A "New Labour" government introduced an astonishing array of oppressive laws and created a surveillance state. It took the country into more wars than any government had in living memory, culminating in a disastrous ­invasion of Iraq waged on claims so obviously mendacious that they shouldn't have deceived an intelligent eight-year-old. Altogether, under Blair's leadership, New Labour moved so far to the right that the Lib Dems became the party of the left just by standing still. Apart from Vince Cable foreseeing the financial crash while Gordon Brown was endlessly gloating about his brilliant rate of growth, the Lib Dems criticised the government's relentless assault on civil liberties, and opposed the Iraq war. Now, they have reaped their reward. Why should they give it away?

In the circumstances of the past fortnight, it's no wonder that members of the government are suddenly talking Lib-Lab again, or that Brown should have undergone his risible deathbed conversion to electoral reform. But if the reasons why Labour is making eyes at Clegg are obvious, it's hard to see what's in it for him and the Lib Dems. What Clegg did at that remarkable first debate was to appear less wooden than Brown and less glib than David Cameron. Put like that, it may not have been a superhuman feat.

There is more to it. Clegg's personal distaste for Brown is visible whenever they're in close proximity, and he has rightly said that it would be preposterous for his party to prop up a Labour government if Labour came third in the popular vote. Clegg is likely to be in a very strong position on 7 May. It would take but a blink of his eye to get Labour to dump Brown: most of the cabinet have been desperate to do that for a long time.

And then what? Brown could be replaced by David Miliband, the bearer of a once well-known radical name who has just treated us to this little New Labour classic: "I met some guy in Soho yesterday, when we were launching the Labour lesbian and gay manifesto. And I said to him, 'Look, you've punished us enough about Iraq, all right?'" Note who has been punished: "us", politicians in London, rather than the vast numbers of Iraqis killed or mutilated by the criminal war those politicians supported.

Instead of all the New Labour careerists and apparatchiks, Clegg might remember those who kept alive the liberal traditions of peace and freedom. Hobhouse was one. Having espoused collectivist New Liberalism as a journalist on the Manchester Guardian and the Nation before 1914, he was shattered by the horror of the First World War, which to him was the outcome of state-worship. "In the bombing of London," he wrote in 1918, "I had just witnessed the visible and tangible outcome of a false and wicked doctrine." We have seen many more such outcomes recently.
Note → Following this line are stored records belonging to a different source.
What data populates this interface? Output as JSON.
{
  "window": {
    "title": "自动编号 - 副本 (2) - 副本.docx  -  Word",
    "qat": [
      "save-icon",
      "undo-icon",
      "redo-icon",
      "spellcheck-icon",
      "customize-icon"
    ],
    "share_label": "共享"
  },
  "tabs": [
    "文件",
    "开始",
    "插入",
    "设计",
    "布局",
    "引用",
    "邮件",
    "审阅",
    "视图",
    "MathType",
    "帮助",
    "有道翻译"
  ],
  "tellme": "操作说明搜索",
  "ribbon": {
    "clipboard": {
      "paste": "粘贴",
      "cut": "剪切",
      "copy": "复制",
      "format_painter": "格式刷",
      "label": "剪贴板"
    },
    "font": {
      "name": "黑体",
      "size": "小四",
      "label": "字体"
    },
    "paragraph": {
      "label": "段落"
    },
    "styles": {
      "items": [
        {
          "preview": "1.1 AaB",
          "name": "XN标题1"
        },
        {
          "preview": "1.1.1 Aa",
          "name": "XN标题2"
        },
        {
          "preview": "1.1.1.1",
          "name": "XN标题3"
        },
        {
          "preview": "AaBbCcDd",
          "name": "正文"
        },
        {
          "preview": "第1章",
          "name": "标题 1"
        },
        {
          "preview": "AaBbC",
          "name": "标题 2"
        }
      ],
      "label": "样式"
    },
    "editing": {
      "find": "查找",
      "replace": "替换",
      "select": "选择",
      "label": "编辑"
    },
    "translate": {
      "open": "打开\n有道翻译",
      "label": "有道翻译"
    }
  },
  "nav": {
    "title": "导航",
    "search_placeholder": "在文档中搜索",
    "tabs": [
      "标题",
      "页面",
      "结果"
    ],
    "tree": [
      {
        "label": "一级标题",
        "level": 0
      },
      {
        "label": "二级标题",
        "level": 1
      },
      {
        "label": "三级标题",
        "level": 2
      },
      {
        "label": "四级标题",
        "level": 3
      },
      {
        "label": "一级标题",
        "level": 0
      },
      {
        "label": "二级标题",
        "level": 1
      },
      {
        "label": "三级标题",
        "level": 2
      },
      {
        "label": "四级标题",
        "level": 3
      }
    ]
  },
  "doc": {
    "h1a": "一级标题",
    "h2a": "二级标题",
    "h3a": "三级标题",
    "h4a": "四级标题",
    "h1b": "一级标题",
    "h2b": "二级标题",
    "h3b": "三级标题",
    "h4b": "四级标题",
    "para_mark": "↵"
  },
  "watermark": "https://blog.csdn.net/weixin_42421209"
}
The circumstances in which the Edwardian progressive alliance was forged have changed, but the idea of political honesty hasn't. On the night of the 2001 election there was another classic definition, from Shaun Woodward, the Tory turncoat now in the cabinet: "New La­bour is not a party for people of any particular class, or any particular view."

If there is to be an alliance after 7 May, it need not be "progressive", nor must it necessarily be drawn from people of any one class. But it might be based on a few shared views, or what used to be called principles.
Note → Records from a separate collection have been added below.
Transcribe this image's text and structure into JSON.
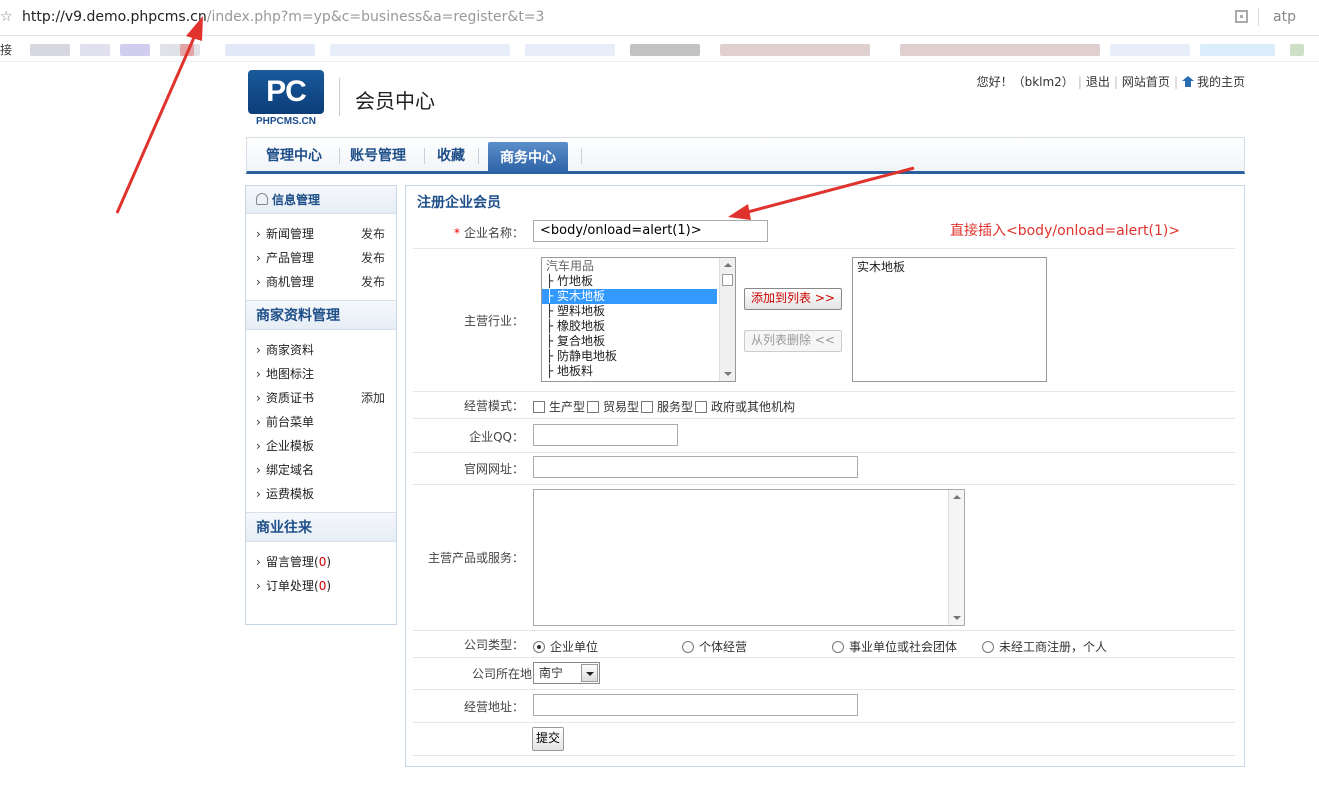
{
  "browser": {
    "url_host": "http://v9.demo.phpcms.cn",
    "url_path": "/index.php?m=yp&c=business&a=register&t=3",
    "profile": "atp",
    "bookmarks_label": "链接"
  },
  "header": {
    "logo_text": "PC",
    "logo_sub": "PHPCMS.CN",
    "title": "会员中心",
    "greeting": "您好！（bklm2）",
    "logout": "退出",
    "site_home": "网站首页",
    "my_home": "我的主页"
  },
  "nav": {
    "tabs": [
      "管理中心",
      "账号管理",
      "收藏",
      "商务中心"
    ],
    "active": "商务中心"
  },
  "sidebar": {
    "section1": {
      "title": "信息管理",
      "items": [
        {
          "label": "新闻管理",
          "action": "发布"
        },
        {
          "label": "产品管理",
          "action": "发布"
        },
        {
          "label": "商机管理",
          "action": "发布"
        }
      ]
    },
    "section2": {
      "title": "商家资料管理",
      "items": [
        {
          "label": "商家资料",
          "action": ""
        },
        {
          "label": "地图标注",
          "action": ""
        },
        {
          "label": "资质证书",
          "action": "添加"
        },
        {
          "label": "前台菜单",
          "action": ""
        },
        {
          "label": "企业模板",
          "action": ""
        },
        {
          "label": "绑定域名",
          "action": ""
        },
        {
          "label": "运费模板",
          "action": ""
        }
      ]
    },
    "section3": {
      "title": "商业往来",
      "items": [
        {
          "label": "留言管理",
          "count": "0"
        },
        {
          "label": "订单处理",
          "count": "0"
        }
      ]
    }
  },
  "form": {
    "title": "注册企业会员",
    "company_name_label": "企业名称：",
    "company_name_value": "<body/onload=alert(1)>",
    "annotation": "直接插入<body/onload=alert(1)>",
    "industry_label": "主营行业：",
    "industry_options": [
      {
        "text": "汽车用品",
        "type": "group"
      },
      {
        "text": "├ 竹地板",
        "type": "item"
      },
      {
        "text": "├ 实木地板",
        "type": "selected"
      },
      {
        "text": "├ 塑料地板",
        "type": "item"
      },
      {
        "text": "├ 橡胶地板",
        "type": "item"
      },
      {
        "text": "├ 复合地板",
        "type": "item"
      },
      {
        "text": "├ 防静电地板",
        "type": "item"
      },
      {
        "text": "├ 地板料",
        "type": "item"
      }
    ],
    "add_button": "添加到列表 >>",
    "remove_button": "从列表删除 <<",
    "selected_industries": [
      "实木地板"
    ],
    "mode_label": "经营模式：",
    "mode_options": [
      "生产型",
      "贸易型",
      "服务型",
      "政府或其他机构"
    ],
    "qq_label": "企业QQ：",
    "website_label": "官网网址：",
    "products_label": "主营产品或服务：",
    "company_type_label": "公司类型：",
    "company_types": [
      "企业单位",
      "个体经营",
      "事业单位或社会团体",
      "未经工商注册，个人"
    ],
    "company_type_selected": "企业单位",
    "location_label": "公司所在地：",
    "location_value": "南宁",
    "address_label": "经营地址：",
    "submit": "提交"
  },
  "colors": {
    "nav_blue": "#2a5fa0",
    "link_blue": "#1e4f88",
    "annotation_red": "#e0332e",
    "selected_blue": "#3399ff"
  }
}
Geoffrey Wheatcroft's books include "The Strange Death of Tory England" (Penguin, £8.99) and "Yo, Blair!" (Politico's, £9.99)
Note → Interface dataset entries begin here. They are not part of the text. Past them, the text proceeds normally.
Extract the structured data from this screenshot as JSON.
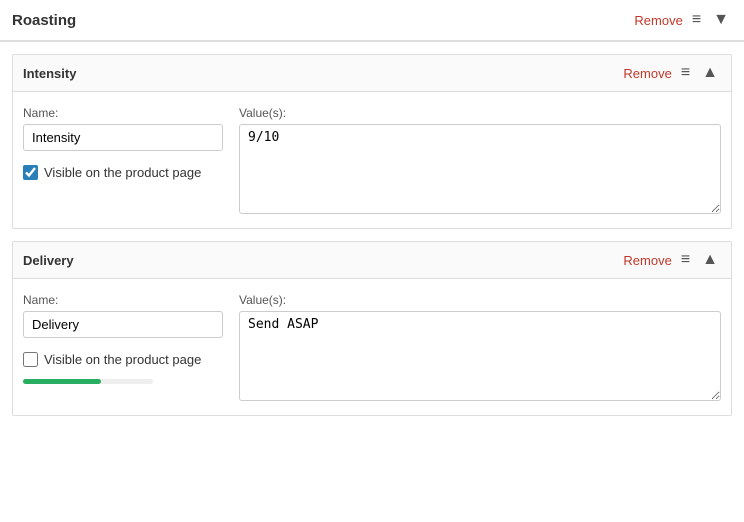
{
  "top": {
    "title": "Roasting",
    "remove_label": "Remove",
    "menu_icon": "≡",
    "chevron_icon": "▼"
  },
  "sections": [
    {
      "id": "intensity",
      "title": "Intensity",
      "remove_label": "Remove",
      "menu_icon": "≡",
      "chevron_icon": "▲",
      "name_label": "Name:",
      "name_value": "Intensity",
      "values_label": "Value(s):",
      "values_value": "9/10",
      "checkbox_label": "Visible on the product page",
      "checkbox_checked": true,
      "show_progress": false,
      "progress_pct": 0
    },
    {
      "id": "delivery",
      "title": "Delivery",
      "remove_label": "Remove",
      "menu_icon": "≡",
      "chevron_icon": "▲",
      "name_label": "Name:",
      "name_value": "Delivery",
      "values_label": "Value(s):",
      "values_value": "Send ASAP",
      "checkbox_label": "Visible on the product page",
      "checkbox_checked": false,
      "show_progress": true,
      "progress_pct": 60
    }
  ]
}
This article first appeared in the 03 May 2010 issue of the New Statesman, Danger